• WHAT IS NEEDED
Filter the records below and copy every line containing the word "icon".

• Data extracted from a collection
..........
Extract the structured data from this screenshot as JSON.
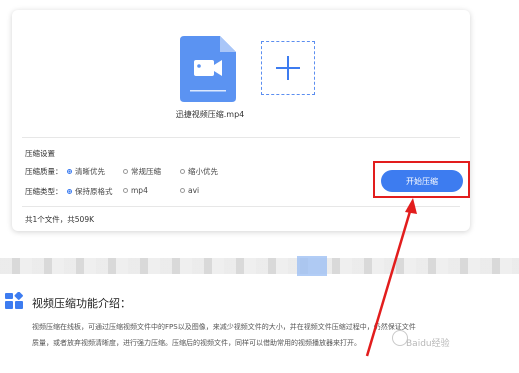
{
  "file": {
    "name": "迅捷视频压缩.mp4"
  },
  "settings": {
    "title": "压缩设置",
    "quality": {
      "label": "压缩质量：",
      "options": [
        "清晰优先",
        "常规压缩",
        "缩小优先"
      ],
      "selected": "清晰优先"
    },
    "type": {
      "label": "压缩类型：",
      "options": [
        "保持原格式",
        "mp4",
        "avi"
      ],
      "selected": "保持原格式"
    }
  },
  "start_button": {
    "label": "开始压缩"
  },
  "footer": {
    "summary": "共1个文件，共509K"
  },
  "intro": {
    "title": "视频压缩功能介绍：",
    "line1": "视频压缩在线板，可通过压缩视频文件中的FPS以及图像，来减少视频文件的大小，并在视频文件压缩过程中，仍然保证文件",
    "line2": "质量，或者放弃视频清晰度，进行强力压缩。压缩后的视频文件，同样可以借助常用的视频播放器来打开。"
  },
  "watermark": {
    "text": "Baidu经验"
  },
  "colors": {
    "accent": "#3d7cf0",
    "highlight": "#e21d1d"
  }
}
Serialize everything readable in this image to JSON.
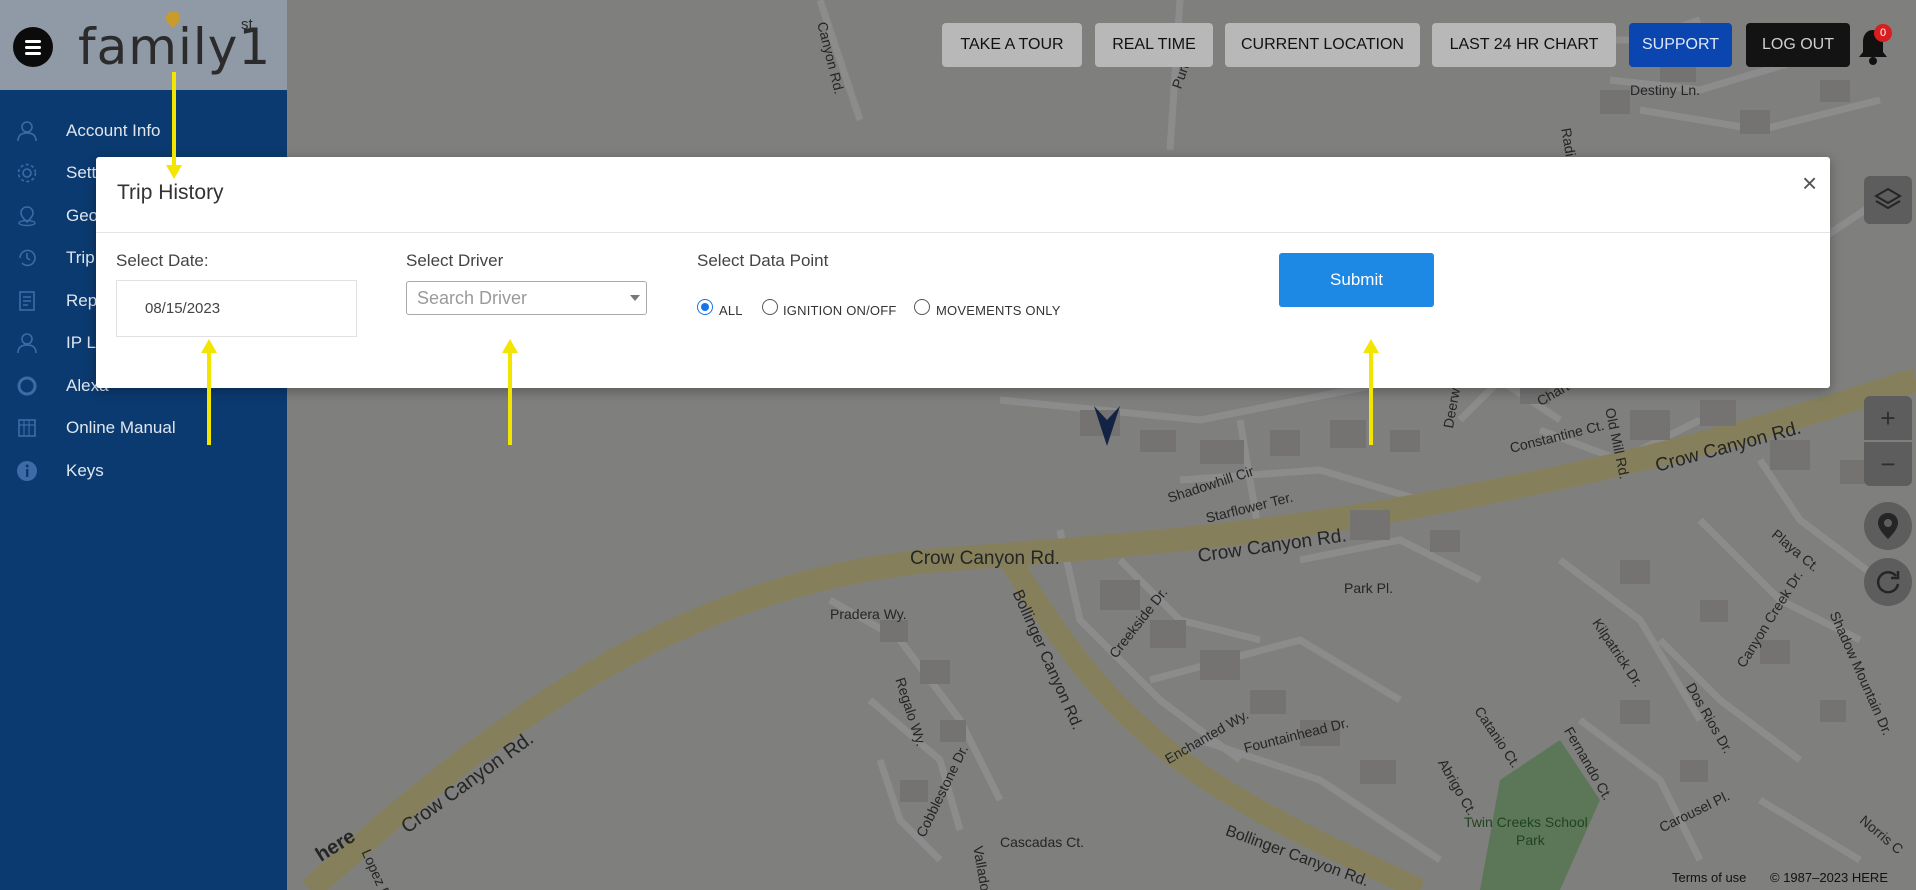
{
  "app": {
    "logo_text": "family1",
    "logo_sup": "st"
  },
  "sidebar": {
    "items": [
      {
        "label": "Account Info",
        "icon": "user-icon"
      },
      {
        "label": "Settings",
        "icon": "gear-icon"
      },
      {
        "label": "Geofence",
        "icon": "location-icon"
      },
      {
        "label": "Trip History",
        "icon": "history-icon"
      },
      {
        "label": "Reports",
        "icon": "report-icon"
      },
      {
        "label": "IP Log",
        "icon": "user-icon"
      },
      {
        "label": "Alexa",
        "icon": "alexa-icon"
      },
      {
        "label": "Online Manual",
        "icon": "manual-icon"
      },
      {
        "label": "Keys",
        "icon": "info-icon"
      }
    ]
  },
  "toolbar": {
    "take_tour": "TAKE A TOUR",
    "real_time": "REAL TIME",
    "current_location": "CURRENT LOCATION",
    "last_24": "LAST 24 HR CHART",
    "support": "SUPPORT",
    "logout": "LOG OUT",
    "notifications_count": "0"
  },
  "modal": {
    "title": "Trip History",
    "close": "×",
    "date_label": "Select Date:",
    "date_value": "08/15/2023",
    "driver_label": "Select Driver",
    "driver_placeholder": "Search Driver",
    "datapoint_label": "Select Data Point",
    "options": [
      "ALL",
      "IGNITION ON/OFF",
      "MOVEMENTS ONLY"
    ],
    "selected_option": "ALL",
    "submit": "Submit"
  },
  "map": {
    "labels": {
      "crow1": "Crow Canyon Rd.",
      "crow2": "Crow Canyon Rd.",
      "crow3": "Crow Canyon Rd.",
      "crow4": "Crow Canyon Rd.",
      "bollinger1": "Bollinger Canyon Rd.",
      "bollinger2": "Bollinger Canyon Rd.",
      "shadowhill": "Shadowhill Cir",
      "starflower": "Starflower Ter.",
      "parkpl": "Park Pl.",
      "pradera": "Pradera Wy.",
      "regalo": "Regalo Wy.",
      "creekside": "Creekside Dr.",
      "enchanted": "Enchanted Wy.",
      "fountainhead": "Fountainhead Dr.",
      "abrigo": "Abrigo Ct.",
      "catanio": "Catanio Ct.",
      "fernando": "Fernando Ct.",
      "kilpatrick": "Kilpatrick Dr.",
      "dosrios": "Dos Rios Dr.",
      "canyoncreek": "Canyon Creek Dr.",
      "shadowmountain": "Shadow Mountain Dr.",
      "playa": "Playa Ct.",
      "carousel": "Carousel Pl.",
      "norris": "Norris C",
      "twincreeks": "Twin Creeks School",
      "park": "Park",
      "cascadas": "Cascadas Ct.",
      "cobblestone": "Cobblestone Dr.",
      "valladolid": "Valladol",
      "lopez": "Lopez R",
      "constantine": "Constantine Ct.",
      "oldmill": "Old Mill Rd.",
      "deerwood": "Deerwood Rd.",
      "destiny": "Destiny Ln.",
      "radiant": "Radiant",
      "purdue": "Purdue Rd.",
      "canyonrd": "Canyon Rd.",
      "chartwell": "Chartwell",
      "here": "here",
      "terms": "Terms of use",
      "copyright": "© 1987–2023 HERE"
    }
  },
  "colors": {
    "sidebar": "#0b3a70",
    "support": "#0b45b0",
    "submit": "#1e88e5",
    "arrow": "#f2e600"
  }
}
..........
• SOLUTION
        "icon": "user-icon"
        "icon": "gear-icon"
        "icon": "location-icon"
        "icon": "history-icon"
        "icon": "report-icon"
        "icon": "user-icon"
        "icon": "alexa-icon"
        "icon": "manual-icon"
        "icon": "info-icon"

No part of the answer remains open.